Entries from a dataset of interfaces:
Segment Open
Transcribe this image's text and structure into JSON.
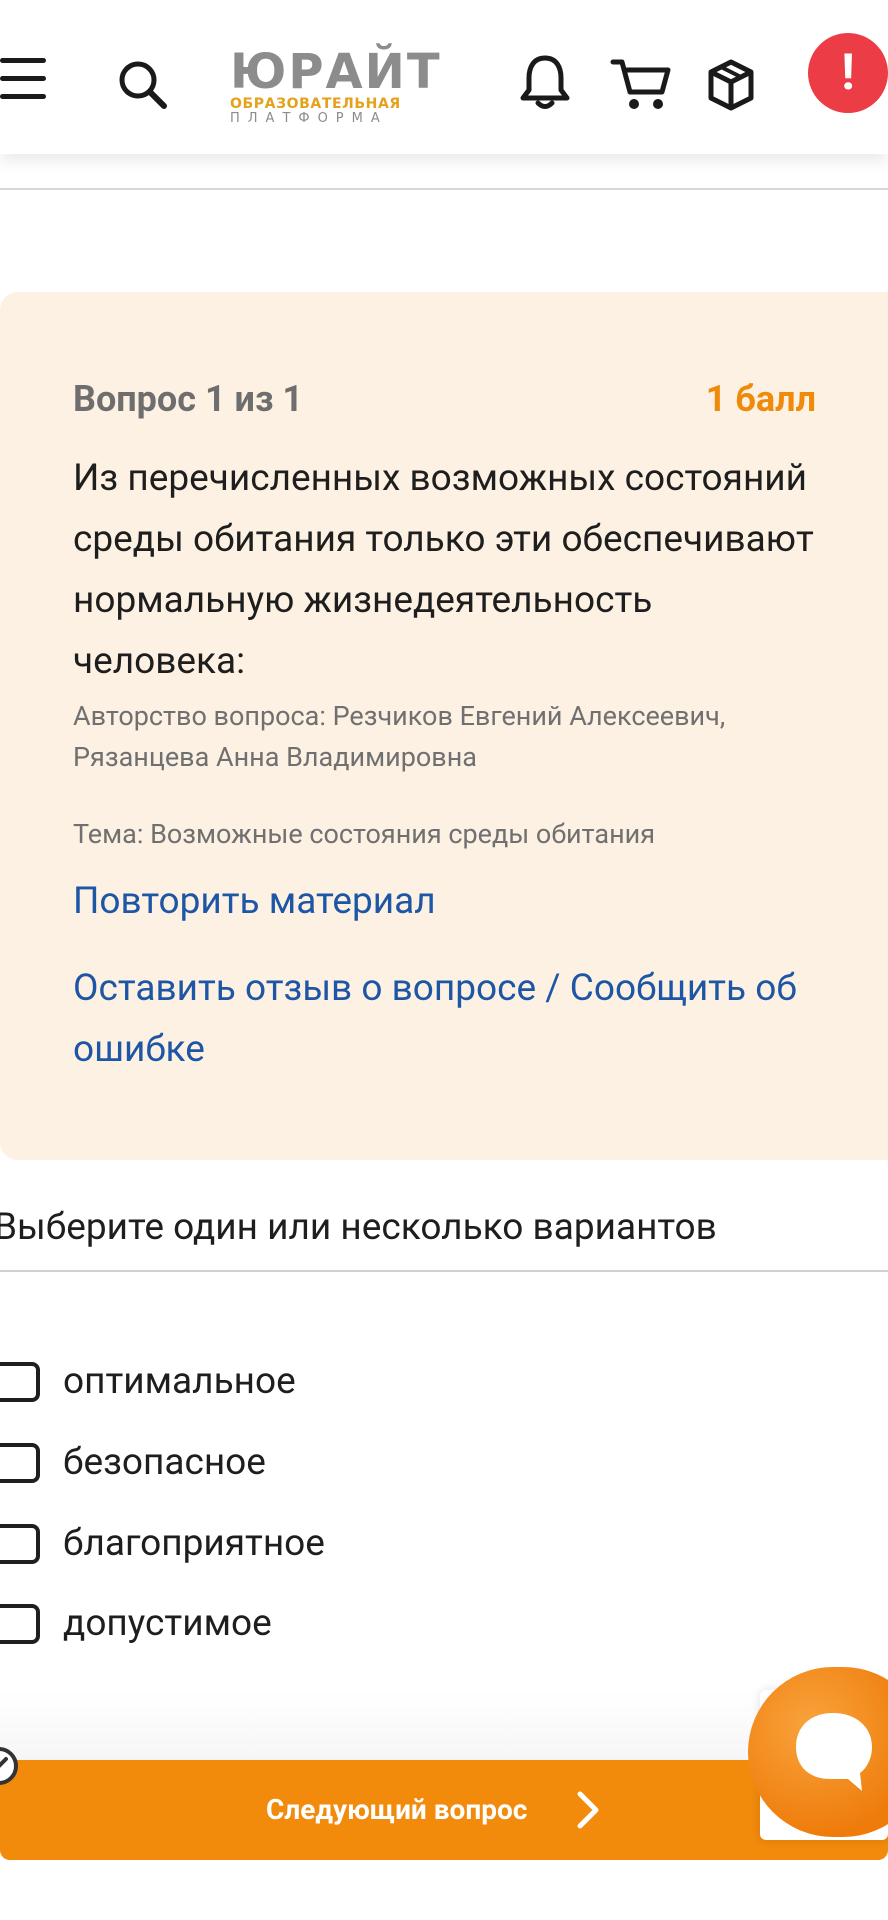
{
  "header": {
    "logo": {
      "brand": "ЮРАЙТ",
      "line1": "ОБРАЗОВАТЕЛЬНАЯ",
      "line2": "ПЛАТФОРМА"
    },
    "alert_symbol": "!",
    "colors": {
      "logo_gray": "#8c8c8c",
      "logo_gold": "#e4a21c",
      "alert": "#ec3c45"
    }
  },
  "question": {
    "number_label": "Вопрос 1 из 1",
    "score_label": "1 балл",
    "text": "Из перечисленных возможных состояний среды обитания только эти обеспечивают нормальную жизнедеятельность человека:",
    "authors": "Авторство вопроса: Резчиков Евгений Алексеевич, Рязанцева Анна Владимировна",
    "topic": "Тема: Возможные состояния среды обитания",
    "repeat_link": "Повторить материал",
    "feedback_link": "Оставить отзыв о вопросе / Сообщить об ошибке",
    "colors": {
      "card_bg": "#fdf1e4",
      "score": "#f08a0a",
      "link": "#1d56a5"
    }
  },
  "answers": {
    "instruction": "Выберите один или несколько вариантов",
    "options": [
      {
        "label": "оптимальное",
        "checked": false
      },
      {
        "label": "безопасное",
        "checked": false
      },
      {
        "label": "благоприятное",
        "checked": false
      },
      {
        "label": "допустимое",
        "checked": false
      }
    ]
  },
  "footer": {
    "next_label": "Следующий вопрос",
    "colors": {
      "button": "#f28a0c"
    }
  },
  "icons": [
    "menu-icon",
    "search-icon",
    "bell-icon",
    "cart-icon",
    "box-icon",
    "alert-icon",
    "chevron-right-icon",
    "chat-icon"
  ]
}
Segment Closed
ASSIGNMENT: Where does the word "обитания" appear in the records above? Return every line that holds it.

WORKED SOLUTION:
    "text": "Из перечисленных возможных состояний среды обитания только эти обеспечивают нормальную жизнедеятельность человека:",
    "topic": "Тема: Возможные состояния среды обитания",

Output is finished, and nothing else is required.